--- Supplied material Enclosed Below ---
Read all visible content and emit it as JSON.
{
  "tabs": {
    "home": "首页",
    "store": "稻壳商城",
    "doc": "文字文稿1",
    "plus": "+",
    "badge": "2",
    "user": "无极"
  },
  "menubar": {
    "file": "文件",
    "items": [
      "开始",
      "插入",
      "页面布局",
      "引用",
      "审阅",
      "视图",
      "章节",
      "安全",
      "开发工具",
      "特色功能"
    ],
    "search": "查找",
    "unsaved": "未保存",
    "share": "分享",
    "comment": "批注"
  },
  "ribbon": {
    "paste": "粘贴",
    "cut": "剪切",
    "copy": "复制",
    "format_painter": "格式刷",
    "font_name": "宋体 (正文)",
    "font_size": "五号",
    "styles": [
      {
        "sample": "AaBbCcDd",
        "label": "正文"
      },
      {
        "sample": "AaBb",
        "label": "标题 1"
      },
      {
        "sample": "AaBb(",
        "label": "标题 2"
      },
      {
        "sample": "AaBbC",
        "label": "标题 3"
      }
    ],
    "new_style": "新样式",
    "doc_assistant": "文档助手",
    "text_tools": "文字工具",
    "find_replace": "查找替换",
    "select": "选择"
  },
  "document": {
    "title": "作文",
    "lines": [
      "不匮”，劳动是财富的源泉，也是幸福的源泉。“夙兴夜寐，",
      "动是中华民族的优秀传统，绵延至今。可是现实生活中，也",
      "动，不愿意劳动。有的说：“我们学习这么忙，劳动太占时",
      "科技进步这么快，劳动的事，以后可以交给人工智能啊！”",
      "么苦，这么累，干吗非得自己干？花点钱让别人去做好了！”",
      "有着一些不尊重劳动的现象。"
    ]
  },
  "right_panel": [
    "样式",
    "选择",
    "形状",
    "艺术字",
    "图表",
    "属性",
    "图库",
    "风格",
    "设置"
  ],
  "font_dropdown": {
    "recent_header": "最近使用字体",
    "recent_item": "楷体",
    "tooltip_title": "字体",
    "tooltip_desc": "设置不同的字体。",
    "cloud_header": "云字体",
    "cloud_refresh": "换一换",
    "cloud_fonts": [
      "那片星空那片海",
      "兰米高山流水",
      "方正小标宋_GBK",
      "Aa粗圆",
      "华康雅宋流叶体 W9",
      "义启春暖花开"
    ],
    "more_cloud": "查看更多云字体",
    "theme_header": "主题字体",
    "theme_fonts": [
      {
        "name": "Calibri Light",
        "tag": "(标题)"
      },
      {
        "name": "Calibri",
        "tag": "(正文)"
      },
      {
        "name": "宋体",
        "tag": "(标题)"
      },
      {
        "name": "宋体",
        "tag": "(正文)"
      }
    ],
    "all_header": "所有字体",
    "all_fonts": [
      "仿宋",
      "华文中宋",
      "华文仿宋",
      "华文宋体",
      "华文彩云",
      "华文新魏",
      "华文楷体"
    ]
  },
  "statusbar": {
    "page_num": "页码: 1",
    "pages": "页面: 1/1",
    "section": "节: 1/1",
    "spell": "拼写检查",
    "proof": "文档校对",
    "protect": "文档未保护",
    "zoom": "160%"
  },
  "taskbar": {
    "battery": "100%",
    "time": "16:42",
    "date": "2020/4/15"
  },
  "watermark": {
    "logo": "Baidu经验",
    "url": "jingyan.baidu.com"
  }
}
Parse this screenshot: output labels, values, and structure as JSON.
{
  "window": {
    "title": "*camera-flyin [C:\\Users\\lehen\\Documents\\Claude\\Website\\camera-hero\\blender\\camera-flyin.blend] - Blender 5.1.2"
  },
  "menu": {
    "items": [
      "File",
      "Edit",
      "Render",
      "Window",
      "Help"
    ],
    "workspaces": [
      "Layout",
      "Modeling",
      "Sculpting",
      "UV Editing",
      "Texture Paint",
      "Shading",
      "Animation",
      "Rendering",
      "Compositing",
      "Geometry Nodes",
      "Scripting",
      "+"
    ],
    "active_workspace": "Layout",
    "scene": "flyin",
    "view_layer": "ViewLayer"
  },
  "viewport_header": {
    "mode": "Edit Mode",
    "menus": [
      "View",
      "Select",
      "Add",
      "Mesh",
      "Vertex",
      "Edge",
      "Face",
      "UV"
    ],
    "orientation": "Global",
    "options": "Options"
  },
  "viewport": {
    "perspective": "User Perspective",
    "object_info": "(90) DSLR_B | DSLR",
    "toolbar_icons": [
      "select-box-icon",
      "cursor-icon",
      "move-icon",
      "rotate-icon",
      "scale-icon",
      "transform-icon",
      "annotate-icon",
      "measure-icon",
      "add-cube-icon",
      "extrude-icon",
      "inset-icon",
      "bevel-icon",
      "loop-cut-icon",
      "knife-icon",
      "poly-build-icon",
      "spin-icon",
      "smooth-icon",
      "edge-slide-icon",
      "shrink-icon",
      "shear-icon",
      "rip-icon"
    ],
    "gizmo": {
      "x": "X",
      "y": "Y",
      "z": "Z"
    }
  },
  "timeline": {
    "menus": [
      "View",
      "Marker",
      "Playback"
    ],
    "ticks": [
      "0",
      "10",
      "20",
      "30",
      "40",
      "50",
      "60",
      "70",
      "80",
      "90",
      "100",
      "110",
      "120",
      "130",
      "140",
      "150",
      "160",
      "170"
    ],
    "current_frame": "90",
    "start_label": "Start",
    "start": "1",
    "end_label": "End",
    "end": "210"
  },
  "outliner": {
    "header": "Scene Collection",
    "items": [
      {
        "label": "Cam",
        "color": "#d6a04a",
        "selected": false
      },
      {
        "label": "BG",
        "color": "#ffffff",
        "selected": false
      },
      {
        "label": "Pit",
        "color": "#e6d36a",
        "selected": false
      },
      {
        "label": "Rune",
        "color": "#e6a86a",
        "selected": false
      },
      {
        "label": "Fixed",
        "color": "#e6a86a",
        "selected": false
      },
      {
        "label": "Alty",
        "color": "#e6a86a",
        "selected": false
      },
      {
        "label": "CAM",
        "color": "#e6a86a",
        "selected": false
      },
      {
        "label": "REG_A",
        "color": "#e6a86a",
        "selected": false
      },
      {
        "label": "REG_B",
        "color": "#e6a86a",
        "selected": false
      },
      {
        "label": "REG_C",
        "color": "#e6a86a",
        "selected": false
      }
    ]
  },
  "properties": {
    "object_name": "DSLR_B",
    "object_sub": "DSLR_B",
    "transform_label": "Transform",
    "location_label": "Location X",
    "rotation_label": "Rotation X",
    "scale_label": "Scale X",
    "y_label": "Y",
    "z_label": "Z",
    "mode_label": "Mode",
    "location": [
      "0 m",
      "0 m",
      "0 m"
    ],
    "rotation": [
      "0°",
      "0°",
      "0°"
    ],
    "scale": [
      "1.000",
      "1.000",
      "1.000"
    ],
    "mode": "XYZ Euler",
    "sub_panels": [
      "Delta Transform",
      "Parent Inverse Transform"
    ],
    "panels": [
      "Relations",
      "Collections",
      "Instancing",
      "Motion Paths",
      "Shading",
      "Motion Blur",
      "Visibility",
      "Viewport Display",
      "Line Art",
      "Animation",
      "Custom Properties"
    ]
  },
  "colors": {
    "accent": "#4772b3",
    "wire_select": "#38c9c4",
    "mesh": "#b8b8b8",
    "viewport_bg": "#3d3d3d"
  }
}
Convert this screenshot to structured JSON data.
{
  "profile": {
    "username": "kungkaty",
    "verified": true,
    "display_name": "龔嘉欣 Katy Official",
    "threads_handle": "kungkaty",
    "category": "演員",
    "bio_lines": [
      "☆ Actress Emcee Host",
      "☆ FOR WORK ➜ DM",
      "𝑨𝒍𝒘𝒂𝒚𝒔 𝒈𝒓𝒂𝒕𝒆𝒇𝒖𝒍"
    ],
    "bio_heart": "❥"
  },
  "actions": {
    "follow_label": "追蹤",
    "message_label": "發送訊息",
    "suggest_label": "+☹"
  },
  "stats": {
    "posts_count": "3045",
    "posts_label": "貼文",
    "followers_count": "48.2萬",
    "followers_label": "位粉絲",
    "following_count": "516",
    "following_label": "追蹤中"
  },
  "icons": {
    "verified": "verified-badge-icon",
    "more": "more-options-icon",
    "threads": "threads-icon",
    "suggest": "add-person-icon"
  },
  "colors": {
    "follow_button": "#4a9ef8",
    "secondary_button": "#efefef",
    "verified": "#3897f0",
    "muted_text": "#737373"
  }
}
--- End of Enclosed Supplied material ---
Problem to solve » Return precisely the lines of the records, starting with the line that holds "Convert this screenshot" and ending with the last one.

Exercise output »
Convert this screenshot to structured JSON data.
{
  "profile": {
    "username": "kungkaty",
    "verified": true,
    "display_name": "龔嘉欣 Katy Official",
    "threads_handle": "kungkaty",
    "category": "演員",
    "bio_lines": [
      "☆ Actress Emcee Host",
      "☆ FOR WORK ➜ DM",
      "𝑨𝒍𝒘𝒂𝒚𝒔 𝒈𝒓𝒂𝒕𝒆𝒇𝒖𝒍"
    ],
    "bio_heart": "❥"
  },
  "actions": {
    "follow_label": "追蹤",
    "message_label": "發送訊息",
    "suggest_label": "+☹"
  },
  "stats": {
    "posts_count": "3045",
    "posts_label": "貼文",
    "followers_count": "48.2萬",
    "followers_label": "位粉絲",
    "following_count": "516",
    "following_label": "追蹤中"
  },
  "icons": {
    "verified": "verified-badge-icon",
    "more": "more-options-icon",
    "threads": "threads-icon",
    "suggest": "add-person-icon"
  },
  "colors": {
    "follow_button": "#4a9ef8",
    "secondary_button": "#efefef",
    "verified": "#3897f0",
    "muted_text": "#737373"
  }
}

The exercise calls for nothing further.